Nevertheless, today’s incident has compelled us to take several actions to ensure a safe and secure campus for all our faculty, staff, students, visitors, and the community at large. Effective immediately, we will take the following actions:
- Conduct, criminal background checks on all new employees-permanent and temporary employees alike.
- Continue to do background checks on a number of existing employees
- Review the status of our current background checks policy to determine what changes are needed.
- Initiate a comprehensive review of all “referred employment relationships” like the one we have with the Chinook Clubhouse and suspend the hiring of any new additions until this review is completed.

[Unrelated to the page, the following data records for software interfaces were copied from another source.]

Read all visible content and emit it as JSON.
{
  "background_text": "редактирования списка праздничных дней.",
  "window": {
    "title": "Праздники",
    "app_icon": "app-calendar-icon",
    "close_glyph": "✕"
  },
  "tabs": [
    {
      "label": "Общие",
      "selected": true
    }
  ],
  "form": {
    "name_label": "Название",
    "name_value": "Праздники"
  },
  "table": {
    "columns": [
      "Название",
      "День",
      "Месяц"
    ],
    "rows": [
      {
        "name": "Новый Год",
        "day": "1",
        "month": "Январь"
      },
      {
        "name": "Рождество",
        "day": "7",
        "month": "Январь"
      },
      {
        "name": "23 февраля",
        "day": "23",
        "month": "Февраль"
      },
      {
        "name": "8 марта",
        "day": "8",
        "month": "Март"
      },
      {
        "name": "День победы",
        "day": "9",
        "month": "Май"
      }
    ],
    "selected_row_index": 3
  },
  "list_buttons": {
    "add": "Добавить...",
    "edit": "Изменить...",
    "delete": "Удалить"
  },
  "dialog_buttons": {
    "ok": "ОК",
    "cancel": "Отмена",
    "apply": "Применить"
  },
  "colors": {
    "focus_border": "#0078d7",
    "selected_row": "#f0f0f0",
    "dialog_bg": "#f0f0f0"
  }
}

- Conduct a review of all temporary employees from these organizations and place them on administrative leave with pay until criminal background checks are completed.
We have made counseling services available to faculty, staff and students who may need them. Students, faculty and staff emotionally affected by today’s incident are encouraged to contact one of several psychological services offices on campus. Counseling will be made available on a walk-in basis in the Office of Victim Assistance, in Counseling and Psychological Services, and through the Center for Multicultural Affairs. All three offices are located on the first and second floors of the Willard Administrative Center located just northeast of Regent Hall.
Let me conclude by again extending our heartfelt thanks to the rapid response of law enforcement officials on the scene who prevented this horrible, random attack from escalating into something far more dangerous and harmful. Campus security will continue on a heightened state of awareness with increased patrols of the campus and housing areas for the remainder of this week. I encourage anyone seeing anything suspicious to take action and report it immediately to the CUPD Dispatch at (303) xxx.xxxx.
I also want to express the deepest regret and sympathy to Michael Knorps and his family for this terrible ordeal they have experienced today. We endeavor to do all that we can do to ensure a safe and welcoming environment here on the CU-Boulder campus for all of our students, faculty, staff and visitors. Although today’s attack was a single, unprovoked and random act of violence that defies our imagination and challenges the very best of planning and preparation, we will be ever vigilant in our efforts to make this the safe and secure university environment we want it to continue to be. We are thankful that Michael is safe and has been released into the loving arms of his family. He is a brave young man and, from my conversation with him, I am very impressed at how well he is handling this traumatic event.
Finally, I encourage all of you to sign up for the emergency text/email messaging service that was implemented for CU-Boulder just last week and was used for the first time today to alert the campus of this incident. Our study of the Virginia Tech shootings and emergency response led us to adopt this form of emergency notification as one way to get critical information out much more quickly and reliably than email.
The text/email messaging service is intended to convey time-critical information in emergencies – with additional information on breaking news/events provided on the CU-Boulder website which was continuously updated throughout the day. The university issued a text message at 10:20 a.m. to approximately 1,300 students, faculty and staff members who had signed up for the service since it was activated less than a week ago on Aug. 23. I encourage you all to sign up for this important free service. Students, faculty and staff with a colorado.edu e-mail address can sign up online through CUConnect.